As the longtime head of the KGB’s “Directorate S,” Yuri Drozdov recruited and trained Soviet spies to live abroad undercover for years and even decades. Unlike “legal” spies, who were posted overseas under diplomatic cover, “illegals” behaved like ordinary citizens working ordinary jobs—all the while trying to gather top-secret information to funnel back to Moscow. Agents were taught to talk, think, and act like natives of whichever country they were to be posted—sleep- talking in Russian prompted instant dismissal— in a process that took up to seven years. But Drozdov never revealed exactly how he trained his recruits. “You have your Dr. Spock method,” he told The New York Times after retiring. “We have our own ways.”

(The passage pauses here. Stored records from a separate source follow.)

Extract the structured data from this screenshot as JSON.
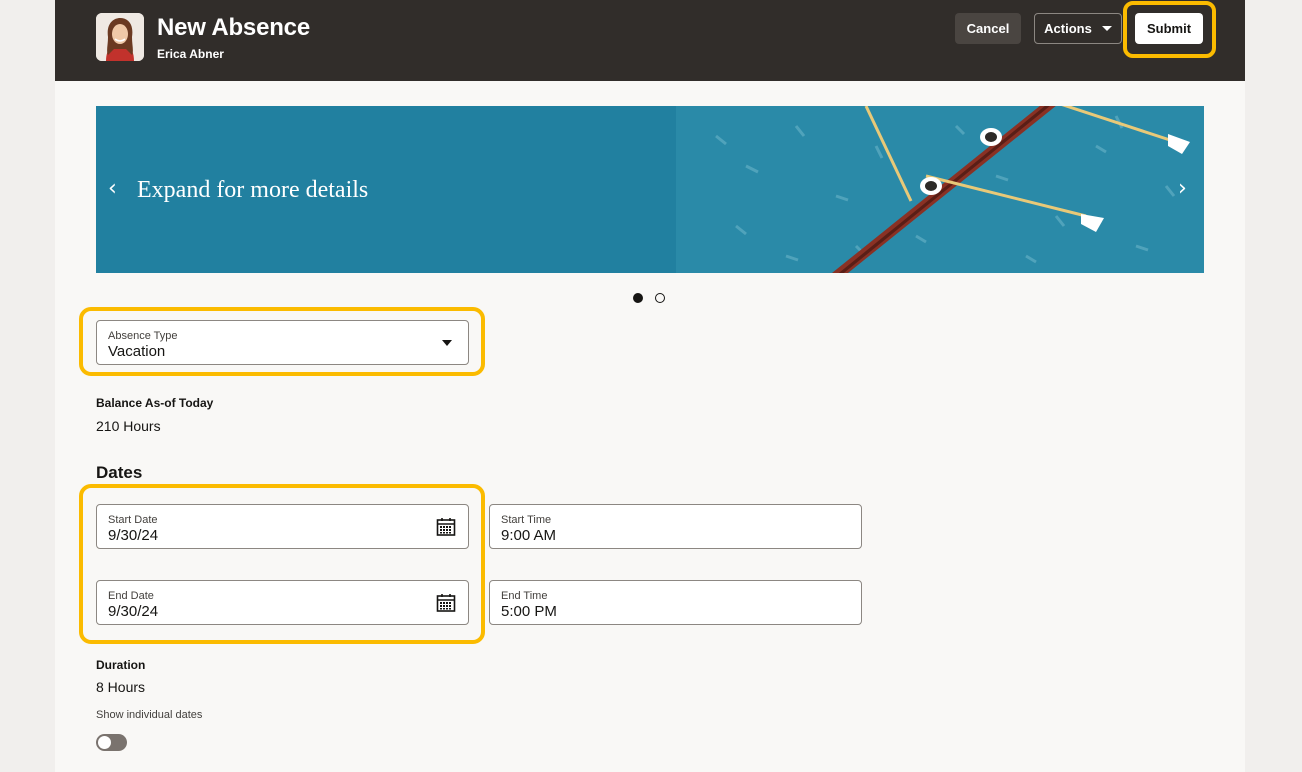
{
  "header": {
    "title": "New Absence",
    "user_name": "Erica Abner",
    "cancel_label": "Cancel",
    "actions_label": "Actions",
    "submit_label": "Submit"
  },
  "banner": {
    "text": "Expand for more details",
    "prev_icon": "chevron-left-icon",
    "next_icon": "chevron-right-icon",
    "page_count": 2,
    "active_page": 1
  },
  "absence_type": {
    "label": "Absence Type",
    "value": "Vacation"
  },
  "balance": {
    "label": "Balance As-of Today",
    "value": "210 Hours"
  },
  "dates": {
    "heading": "Dates",
    "start_date": {
      "label": "Start Date",
      "value": "9/30/24"
    },
    "start_time": {
      "label": "Start Time",
      "value": "9:00 AM"
    },
    "end_date": {
      "label": "End Date",
      "value": "9/30/24"
    },
    "end_time": {
      "label": "End Time",
      "value": "5:00 PM"
    }
  },
  "duration": {
    "label": "Duration",
    "value": "8 Hours"
  },
  "individual_dates": {
    "label": "Show individual dates",
    "enabled": false
  },
  "colors": {
    "header_bg": "#312d2a",
    "banner_bg": "#2180a0",
    "highlight": "#fbbb00"
  }
}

Drozdov was born in Minsk, but “details on his early life are vague,” said The Washington Post. He served in the Russian army during World War II, joined the KGB in 1956, and was initially stationed in East Germany—where he said he attended a theater school to “learn the art of impersonation.” Drozdov “played a minor role” in the 1962 spy swap of a downed American reconnaissance pilot for a convicted Soviet illegal—the inspiration for Steven Spielberg’s 2015 film Bridge of Spies. After spells working under diplomatic cover in China and the U.S., Drozdov was named head of Directorate S in 1979, said the Associated Press. His agents, some of whom had to pretend to be married to a fellow “deep cover” spy, were generally “considered the elite of Soviet intelligence.” Once deployed, they were essentially on their own. Some hid caches of equipment in their adopted countries for use in emergencies.

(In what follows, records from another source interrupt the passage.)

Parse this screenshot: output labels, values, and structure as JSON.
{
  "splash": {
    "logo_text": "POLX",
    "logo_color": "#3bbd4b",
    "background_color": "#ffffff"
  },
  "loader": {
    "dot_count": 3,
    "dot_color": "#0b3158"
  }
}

Drozdov wasn’t afraid of “hands-on” work, said BBC.com. “In December 1979, he led KGB forces that stormed the Afghan presidential palace, toppling President Hafizullah Amin.” Two years later, he helped set up a new KGB special forces unit, known as Vympel, for covert operations abroad. Drozdov remained in his post until 1991, when he moved into the private sector to help Western businesses set up in Russia. He found his spycraft came in handy. “In my KGB career I had much experience at getting enemies to do my will,” he said. “I thought this would be very useful in business.” ■